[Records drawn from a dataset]
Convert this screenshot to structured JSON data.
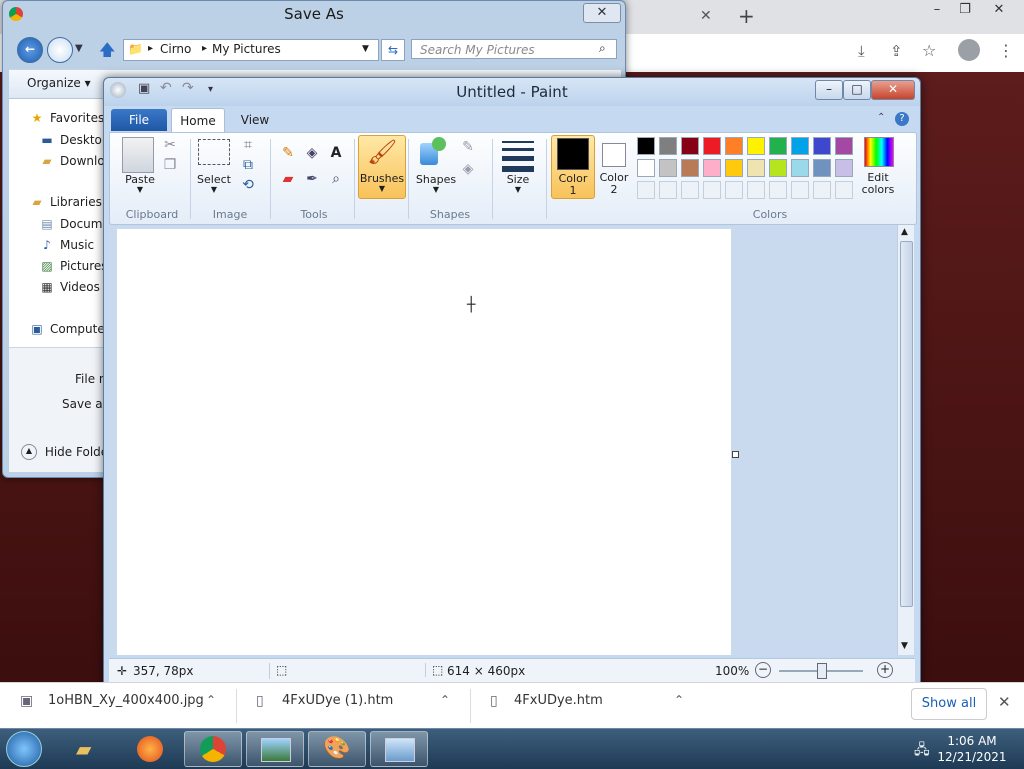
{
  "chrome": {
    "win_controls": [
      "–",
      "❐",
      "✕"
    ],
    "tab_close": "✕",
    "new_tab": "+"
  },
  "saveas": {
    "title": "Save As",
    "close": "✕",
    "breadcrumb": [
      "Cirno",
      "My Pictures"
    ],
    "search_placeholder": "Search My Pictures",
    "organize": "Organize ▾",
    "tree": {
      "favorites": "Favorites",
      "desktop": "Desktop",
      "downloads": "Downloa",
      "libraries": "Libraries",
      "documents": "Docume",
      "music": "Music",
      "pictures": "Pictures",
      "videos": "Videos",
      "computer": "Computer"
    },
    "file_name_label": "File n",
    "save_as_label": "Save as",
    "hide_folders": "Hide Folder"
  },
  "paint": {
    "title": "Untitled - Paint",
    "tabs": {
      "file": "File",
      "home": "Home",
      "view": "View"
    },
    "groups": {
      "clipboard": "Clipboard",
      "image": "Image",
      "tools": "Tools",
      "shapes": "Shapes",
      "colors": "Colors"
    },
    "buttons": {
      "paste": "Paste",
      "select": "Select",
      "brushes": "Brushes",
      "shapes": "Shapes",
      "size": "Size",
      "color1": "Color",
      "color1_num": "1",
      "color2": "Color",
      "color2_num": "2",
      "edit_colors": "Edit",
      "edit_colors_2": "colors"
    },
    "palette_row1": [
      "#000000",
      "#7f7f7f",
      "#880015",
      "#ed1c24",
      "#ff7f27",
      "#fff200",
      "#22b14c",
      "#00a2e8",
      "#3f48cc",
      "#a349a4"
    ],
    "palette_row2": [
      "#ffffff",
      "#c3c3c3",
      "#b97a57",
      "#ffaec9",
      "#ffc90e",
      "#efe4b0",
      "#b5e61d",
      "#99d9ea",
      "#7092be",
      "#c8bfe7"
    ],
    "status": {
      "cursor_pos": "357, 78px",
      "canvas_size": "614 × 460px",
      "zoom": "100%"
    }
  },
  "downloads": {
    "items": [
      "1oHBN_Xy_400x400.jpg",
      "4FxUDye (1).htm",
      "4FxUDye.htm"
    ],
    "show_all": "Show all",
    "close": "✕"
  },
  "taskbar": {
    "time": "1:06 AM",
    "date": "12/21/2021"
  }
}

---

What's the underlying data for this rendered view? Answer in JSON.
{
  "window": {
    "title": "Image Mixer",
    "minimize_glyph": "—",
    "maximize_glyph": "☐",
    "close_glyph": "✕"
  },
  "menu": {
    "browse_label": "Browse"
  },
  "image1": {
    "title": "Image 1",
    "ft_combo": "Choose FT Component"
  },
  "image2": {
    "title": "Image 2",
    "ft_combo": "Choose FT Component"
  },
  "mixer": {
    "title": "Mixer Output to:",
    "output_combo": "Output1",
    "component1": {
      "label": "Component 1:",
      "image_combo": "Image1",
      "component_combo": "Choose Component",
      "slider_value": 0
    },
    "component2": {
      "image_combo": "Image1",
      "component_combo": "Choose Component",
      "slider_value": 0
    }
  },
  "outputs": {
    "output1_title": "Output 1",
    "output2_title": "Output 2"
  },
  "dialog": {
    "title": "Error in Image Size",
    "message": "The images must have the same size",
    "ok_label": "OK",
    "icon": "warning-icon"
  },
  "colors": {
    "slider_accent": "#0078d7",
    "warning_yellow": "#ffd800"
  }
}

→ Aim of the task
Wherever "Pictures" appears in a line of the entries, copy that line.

→ Result
      "My Pictures"
    "search_placeholder": "Search My Pictures",
      "pictures": "Pictures",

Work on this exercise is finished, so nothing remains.